Work instructions:
Leaving out the pictures, write the following records exactly as they read.

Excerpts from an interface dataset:

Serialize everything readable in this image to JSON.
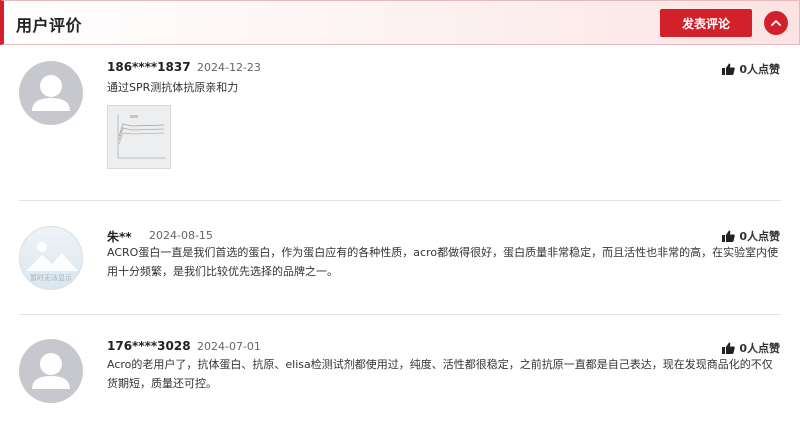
{
  "header": {
    "title": "用户评价",
    "post_label": "发表评论",
    "collapse_icon": "chevron-up-icon"
  },
  "colors": {
    "accent": "#d3212c",
    "avatar_grey": "#c6c8cd"
  },
  "reviews": [
    {
      "username": "186****1837",
      "date": "2024-12-23",
      "likes": "0人点赞",
      "content": "通过SPR测抗体抗原亲和力",
      "has_image": true
    },
    {
      "username": "朱**",
      "date": "2024-08-15",
      "likes": "0人点赞",
      "content": "ACRO蛋白一直是我们首选的蛋白，作为蛋白应有的各种性质，acro都做得很好，蛋白质量非常稳定，而且活性也非常的高，在实验室内使用十分频繁，是我们比较优先选择的品牌之一。",
      "avatar_text": "暂时无法显示"
    },
    {
      "username": "176****3028",
      "date": "2024-07-01",
      "likes": "0人点赞",
      "content": "Acro的老用户了，抗体蛋白、抗原、elisa检测试剂都使用过，纯度、活性都很稳定，之前抗原一直都是自己表达，现在发现商品化的不仅货期短，质量还可控。"
    }
  ]
}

Reply to the exercise:
Serialize everything readable in this image to JSON.
{
  "header": {
    "title": "用户评价",
    "post_label": "发表评论",
    "collapse_icon": "chevron-up-icon"
  },
  "colors": {
    "accent": "#d3212c",
    "avatar_grey": "#c6c8cd"
  },
  "reviews": [
    {
      "username": "186****1837",
      "date": "2024-12-23",
      "likes": "0人点赞",
      "content": "通过SPR测抗体抗原亲和力",
      "has_image": true
    },
    {
      "username": "朱**",
      "date": "2024-08-15",
      "likes": "0人点赞",
      "content": "ACRO蛋白一直是我们首选的蛋白，作为蛋白应有的各种性质，acro都做得很好，蛋白质量非常稳定，而且活性也非常的高，在实验室内使用十分频繁，是我们比较优先选择的品牌之一。",
      "avatar_text": "暂时无法显示"
    },
    {
      "username": "176****3028",
      "date": "2024-07-01",
      "likes": "0人点赞",
      "content": "Acro的老用户了，抗体蛋白、抗原、elisa检测试剂都使用过，纯度、活性都很稳定，之前抗原一直都是自己表达，现在发现商品化的不仅货期短，质量还可控。"
    }
  ]
}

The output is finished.